- YOUR GOAL -
The lines below that include the word "ENAME" are to be reported.

━━ GIVEN DATA ━━

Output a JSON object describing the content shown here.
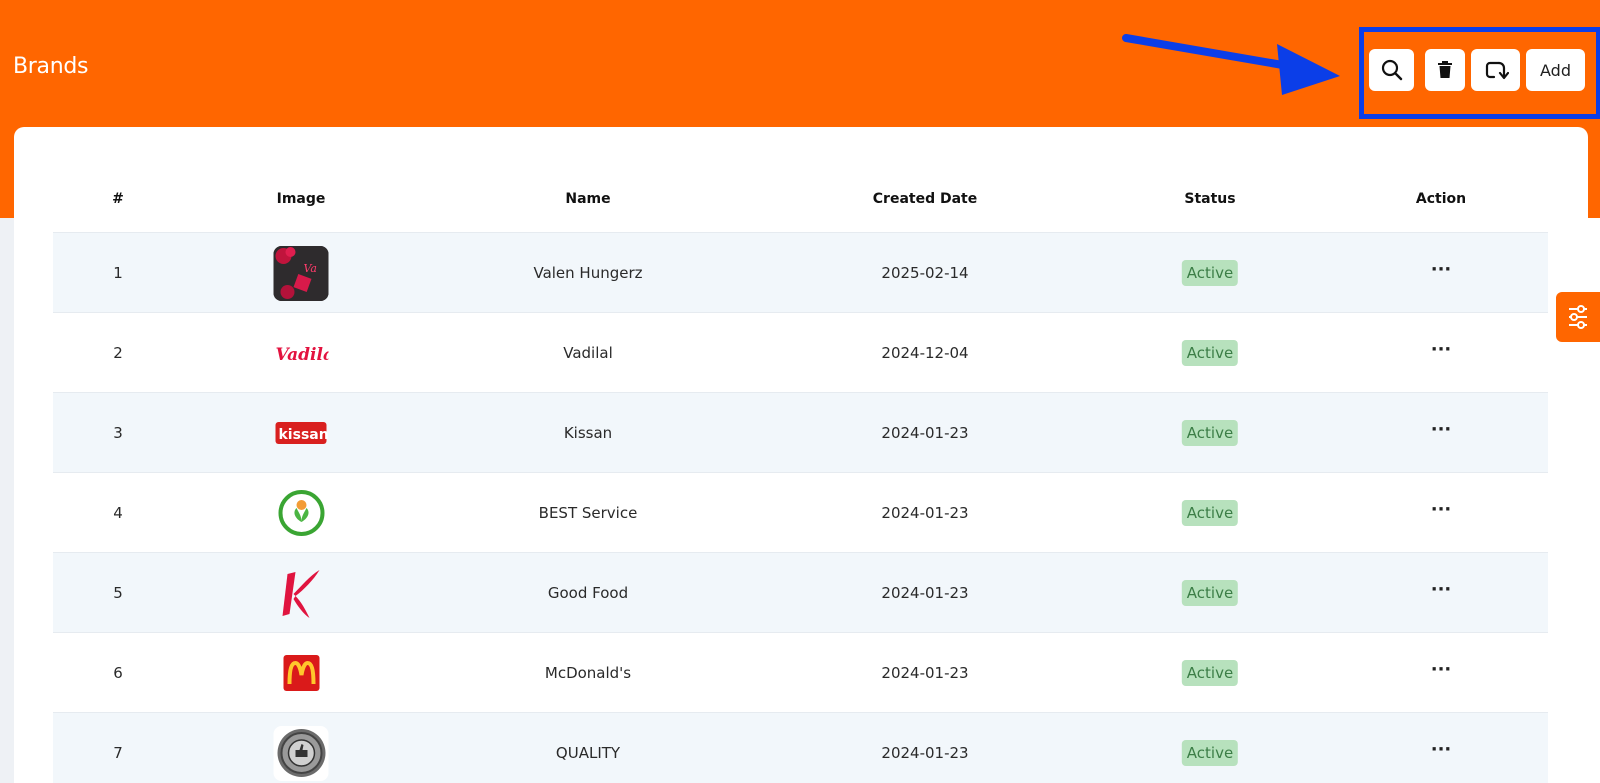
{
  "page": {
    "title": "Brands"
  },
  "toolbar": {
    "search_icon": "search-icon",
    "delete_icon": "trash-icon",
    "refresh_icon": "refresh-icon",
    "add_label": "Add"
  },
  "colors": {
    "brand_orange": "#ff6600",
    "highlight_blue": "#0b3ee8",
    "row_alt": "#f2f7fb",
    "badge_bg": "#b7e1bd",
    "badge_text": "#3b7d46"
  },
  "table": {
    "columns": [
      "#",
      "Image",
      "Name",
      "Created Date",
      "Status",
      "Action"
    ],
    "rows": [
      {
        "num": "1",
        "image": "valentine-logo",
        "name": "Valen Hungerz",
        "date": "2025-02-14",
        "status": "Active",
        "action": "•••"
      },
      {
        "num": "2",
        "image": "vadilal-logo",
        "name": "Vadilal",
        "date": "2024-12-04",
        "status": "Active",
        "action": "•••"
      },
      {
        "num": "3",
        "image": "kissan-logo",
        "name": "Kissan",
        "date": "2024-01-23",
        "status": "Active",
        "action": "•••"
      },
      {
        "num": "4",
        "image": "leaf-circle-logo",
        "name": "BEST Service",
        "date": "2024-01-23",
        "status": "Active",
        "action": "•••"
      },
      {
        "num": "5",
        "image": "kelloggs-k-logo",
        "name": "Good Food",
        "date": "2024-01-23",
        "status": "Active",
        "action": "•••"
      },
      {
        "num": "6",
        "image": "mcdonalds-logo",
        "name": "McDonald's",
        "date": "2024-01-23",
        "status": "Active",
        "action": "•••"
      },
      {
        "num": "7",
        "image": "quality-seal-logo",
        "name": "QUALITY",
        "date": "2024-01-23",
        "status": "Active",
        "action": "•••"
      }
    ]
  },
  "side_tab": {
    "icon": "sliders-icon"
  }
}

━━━
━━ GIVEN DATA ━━

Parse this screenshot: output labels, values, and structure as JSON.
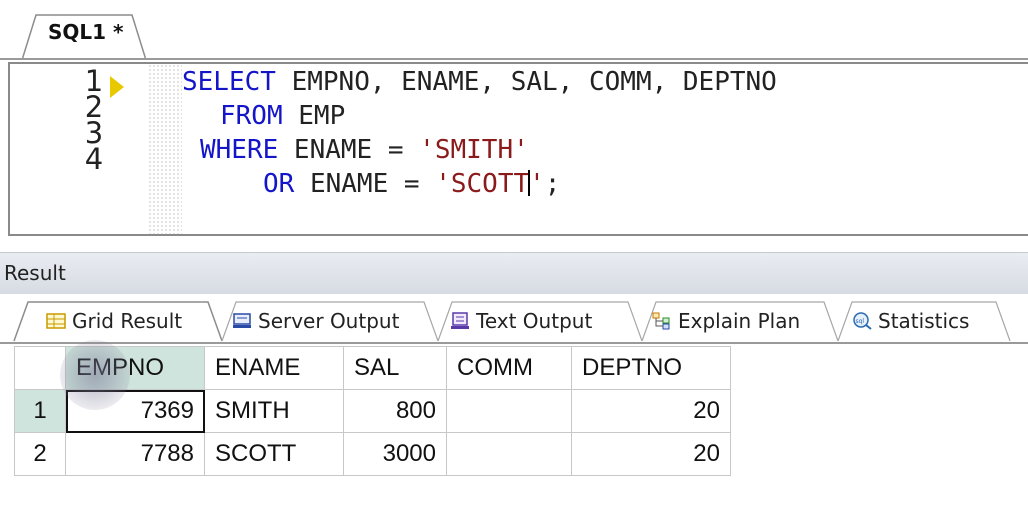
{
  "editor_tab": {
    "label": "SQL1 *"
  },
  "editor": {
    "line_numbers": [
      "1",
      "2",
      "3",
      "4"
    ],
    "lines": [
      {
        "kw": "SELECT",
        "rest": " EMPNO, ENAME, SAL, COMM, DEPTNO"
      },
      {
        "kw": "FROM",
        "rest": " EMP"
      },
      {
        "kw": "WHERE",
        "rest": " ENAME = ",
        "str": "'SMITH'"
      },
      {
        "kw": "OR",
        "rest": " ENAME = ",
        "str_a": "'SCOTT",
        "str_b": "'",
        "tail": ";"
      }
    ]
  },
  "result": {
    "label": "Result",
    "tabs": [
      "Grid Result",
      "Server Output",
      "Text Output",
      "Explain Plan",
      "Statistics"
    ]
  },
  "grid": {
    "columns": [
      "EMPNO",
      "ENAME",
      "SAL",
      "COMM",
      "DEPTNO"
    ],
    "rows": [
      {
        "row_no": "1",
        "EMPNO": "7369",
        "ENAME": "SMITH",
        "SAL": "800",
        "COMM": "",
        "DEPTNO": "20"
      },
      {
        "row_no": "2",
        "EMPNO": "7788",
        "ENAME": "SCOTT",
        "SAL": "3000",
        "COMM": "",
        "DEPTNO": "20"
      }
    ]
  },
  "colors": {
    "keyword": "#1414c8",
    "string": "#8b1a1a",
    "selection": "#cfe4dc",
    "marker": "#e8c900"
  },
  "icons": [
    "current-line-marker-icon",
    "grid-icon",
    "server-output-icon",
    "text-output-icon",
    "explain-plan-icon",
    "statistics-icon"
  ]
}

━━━
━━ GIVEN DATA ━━

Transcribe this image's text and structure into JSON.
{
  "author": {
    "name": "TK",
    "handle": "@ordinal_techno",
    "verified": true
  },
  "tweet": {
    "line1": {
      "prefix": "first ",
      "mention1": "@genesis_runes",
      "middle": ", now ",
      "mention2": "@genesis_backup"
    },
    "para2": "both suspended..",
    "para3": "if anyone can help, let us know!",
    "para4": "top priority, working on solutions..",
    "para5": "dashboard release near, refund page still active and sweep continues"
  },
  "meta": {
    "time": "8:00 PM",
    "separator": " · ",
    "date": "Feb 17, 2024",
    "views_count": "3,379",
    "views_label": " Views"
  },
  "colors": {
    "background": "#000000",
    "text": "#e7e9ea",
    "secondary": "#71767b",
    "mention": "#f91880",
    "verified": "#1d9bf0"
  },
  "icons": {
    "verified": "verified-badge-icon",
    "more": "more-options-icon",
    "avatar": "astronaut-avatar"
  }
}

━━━

- TASK RESULT -
        "rest": " EMPNO, ENAME, SAL, COMM, DEPTNO"
        "rest": " ENAME = ",
        "rest": " ENAME = ",
      "ENAME",
        "ENAME": "SMITH",
        "ENAME": "SCOTT",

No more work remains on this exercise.